Thursday, August 26, 2010
Yesterday was a long one. I had a dozen errands to run (I'm not exaggerating), so I filled up the water bottles, packed our lunches and grabbed some CDs for the road. We wove our way around Clark County, occasionally hitting our destinations on time, but mostly running late. By the time we got to Bethie's gym class, I was down to only two kids in the car, both of whom held melting milkshakes. Schoolhouse Rock songs were stuck in my head, I was hot, and I was starting to feel carsick.
It was about this time that Little Miss Avery Kate developed a look on her face. A look that spoke volumes. Volumes as in, "Uh-oh . . . I guess I don't have to go potty anymore . . . ." Miss Kate was in need of a change of clothes. As luck would have it, the kids had just cleaned -- and vacuumed, bless their hearts -- the van, so there was no chance of me finding a stray article of clothing wadded conveniently under a seat. I toyed with the idea of dressing her in a Trader Joe's bag, but decided against it.

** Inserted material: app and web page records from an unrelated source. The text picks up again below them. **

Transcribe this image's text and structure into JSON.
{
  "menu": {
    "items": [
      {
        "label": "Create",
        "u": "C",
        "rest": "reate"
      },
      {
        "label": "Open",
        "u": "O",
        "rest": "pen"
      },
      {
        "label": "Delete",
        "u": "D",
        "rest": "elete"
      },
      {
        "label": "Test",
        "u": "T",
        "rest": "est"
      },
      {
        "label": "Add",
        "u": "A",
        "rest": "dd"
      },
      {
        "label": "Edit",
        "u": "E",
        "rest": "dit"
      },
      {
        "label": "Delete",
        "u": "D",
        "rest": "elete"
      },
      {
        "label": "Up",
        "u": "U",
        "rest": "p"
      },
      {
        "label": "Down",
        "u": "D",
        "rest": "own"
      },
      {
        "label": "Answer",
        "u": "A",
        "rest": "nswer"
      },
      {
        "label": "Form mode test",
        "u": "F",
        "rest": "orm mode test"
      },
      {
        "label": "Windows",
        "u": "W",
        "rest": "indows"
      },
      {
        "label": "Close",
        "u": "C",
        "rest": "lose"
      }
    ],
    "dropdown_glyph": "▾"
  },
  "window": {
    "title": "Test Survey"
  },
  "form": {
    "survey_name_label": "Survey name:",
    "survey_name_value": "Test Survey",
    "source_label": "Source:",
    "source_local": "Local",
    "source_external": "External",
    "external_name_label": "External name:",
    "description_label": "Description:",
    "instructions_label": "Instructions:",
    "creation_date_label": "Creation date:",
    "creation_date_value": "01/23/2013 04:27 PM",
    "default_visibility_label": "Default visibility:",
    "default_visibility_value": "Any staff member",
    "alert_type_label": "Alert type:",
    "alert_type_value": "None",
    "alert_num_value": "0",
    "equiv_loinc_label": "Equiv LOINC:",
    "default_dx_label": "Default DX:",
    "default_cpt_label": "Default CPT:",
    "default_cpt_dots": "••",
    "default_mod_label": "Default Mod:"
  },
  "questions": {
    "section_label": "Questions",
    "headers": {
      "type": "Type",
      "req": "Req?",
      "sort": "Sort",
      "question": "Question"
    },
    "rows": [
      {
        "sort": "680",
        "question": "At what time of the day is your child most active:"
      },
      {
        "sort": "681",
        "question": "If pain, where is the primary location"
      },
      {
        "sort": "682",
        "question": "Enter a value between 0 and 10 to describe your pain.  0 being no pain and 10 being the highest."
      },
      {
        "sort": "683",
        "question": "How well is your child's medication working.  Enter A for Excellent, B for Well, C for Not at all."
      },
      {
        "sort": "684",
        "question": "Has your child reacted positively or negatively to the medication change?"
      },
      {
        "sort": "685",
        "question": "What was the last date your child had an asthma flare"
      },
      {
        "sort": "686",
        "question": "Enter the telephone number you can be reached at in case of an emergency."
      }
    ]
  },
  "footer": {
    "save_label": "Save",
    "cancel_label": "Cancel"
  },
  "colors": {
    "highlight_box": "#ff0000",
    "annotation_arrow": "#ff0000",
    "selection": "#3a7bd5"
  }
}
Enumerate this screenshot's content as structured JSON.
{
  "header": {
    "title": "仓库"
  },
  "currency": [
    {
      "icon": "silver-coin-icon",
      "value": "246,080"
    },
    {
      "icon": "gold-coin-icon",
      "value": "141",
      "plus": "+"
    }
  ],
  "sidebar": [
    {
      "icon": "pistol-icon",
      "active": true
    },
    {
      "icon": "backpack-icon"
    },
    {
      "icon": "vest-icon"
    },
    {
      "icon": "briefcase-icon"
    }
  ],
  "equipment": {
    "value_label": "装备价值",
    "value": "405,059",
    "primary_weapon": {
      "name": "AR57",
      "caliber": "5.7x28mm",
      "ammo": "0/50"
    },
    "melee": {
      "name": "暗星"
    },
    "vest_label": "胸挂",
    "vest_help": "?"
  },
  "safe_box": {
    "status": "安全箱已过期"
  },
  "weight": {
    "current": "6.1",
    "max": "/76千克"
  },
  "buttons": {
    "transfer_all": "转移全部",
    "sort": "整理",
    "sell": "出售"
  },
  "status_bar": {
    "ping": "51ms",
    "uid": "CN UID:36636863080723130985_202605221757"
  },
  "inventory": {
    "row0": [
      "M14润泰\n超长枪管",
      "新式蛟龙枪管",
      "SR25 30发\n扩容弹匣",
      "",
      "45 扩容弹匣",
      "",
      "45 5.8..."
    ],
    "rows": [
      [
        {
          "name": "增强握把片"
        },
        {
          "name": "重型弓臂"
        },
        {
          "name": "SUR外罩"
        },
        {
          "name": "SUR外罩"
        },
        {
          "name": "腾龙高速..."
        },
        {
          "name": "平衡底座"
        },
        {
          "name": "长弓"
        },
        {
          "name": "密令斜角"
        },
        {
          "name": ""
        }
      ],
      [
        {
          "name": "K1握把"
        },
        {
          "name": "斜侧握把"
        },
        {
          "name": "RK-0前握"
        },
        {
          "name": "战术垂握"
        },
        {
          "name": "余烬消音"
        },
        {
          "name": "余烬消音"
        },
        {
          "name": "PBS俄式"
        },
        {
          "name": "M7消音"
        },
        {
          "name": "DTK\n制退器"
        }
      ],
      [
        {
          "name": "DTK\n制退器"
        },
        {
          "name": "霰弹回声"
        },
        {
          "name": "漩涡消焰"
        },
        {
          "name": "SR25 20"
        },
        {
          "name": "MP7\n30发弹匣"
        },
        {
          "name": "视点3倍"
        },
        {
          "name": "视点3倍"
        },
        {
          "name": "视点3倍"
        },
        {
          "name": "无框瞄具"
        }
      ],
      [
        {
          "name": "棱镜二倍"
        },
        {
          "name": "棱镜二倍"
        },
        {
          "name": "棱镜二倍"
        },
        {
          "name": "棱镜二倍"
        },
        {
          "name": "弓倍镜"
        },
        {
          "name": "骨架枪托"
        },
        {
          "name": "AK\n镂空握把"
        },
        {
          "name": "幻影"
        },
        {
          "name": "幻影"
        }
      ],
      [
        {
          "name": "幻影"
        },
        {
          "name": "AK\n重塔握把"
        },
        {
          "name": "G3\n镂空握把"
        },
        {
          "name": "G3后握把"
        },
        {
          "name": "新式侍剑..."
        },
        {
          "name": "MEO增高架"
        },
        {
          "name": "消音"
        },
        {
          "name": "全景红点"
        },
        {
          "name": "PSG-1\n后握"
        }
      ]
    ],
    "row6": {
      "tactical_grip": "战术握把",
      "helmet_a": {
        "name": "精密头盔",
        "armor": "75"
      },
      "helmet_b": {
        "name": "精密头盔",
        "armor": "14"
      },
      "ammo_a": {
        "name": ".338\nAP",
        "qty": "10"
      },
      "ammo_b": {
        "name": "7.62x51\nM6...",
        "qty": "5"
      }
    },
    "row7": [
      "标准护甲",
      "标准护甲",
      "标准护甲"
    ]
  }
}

So I shooed Bethie into her class and whisked Avery back to the van. I wasn't sure exactly what I was going to do, so I just started to drive. It didn't take long, though, before I instinctively veered toward my friend's house. Annie lives only minutes from the gym, and I knew that she would happily provide something more practical than a paper bag. I walked up the front steps and the door swung open. Her bright smile welcomed us as I made known the reason for our unexpected visit. She invited us in and ran upstairs to grab some clothes.
Once Avery was comfortable, I prepared to head back out into my whirling day. But Annie stopped me with one simple question: "Would you like a cup of tea?" As much as I wanted to stay, I hesitated. I didn't want to intrude. I was in rush mode and couldn't stop. I looked at the clock and knew I had only a few minutes to spare. She, too, was on her way out. "I have a pot all ready," she offered temptingly. It was all the encouragement I needed. I smiled with gratitude and sank my weary body into the kitchen chair. Avery, thrilled, dashed off to find the cats.
Now, it always amazes me how much conversation can be crammed into 30 minutes. It's remarkable really. But Annie and I managed to cover quite a few topics in our given time. We laughed, we groaned, we raised our eyebrows, we sighed, and we laughed some more. I finally looked at the clock once again and knew it was time to leave. Avery released the cats, I thanked my friend for sharing her time and her quiet (her kids were gone for the afternoon), and we parted ways.
As I drove from there, my heart was filled with a refreshing peace -- a peace that was much needed in my day. I knew it was partly from the opportunity to sit for a minute and calm myself amid the rush. But it was more than that. I realized that this spontaneous time with my friend had filled me with peace because she had welcomed me just as Jesus would have done.
I reflected on the actions that took place during our brief visit and really, they mirrored the actions of her Savior. There was nothing contrived, nothing artificial. Just genuine friendship. She welcomed me with open arms and a warm smile. She met my physical needs. She gave me her time. She gave me words of encouragement. She listened. She made me laugh. She shared meaningful verses from her well-worn Bible. And in so doing, she moved in me the desire to seek a deeper relationship with my heavenly Father.
Back at the gym, I loaded up the girls and my day whirled on. I had several more stops to make. The temperature was rising and dinnertime was fast approaching. The girls were tired and I knew that we had miles to go before I could rest. But even so, my heart was at peace. Thirty minutes with a child of God has a way of doing that.
Mary Cassatt's "Five O'Clock Tea"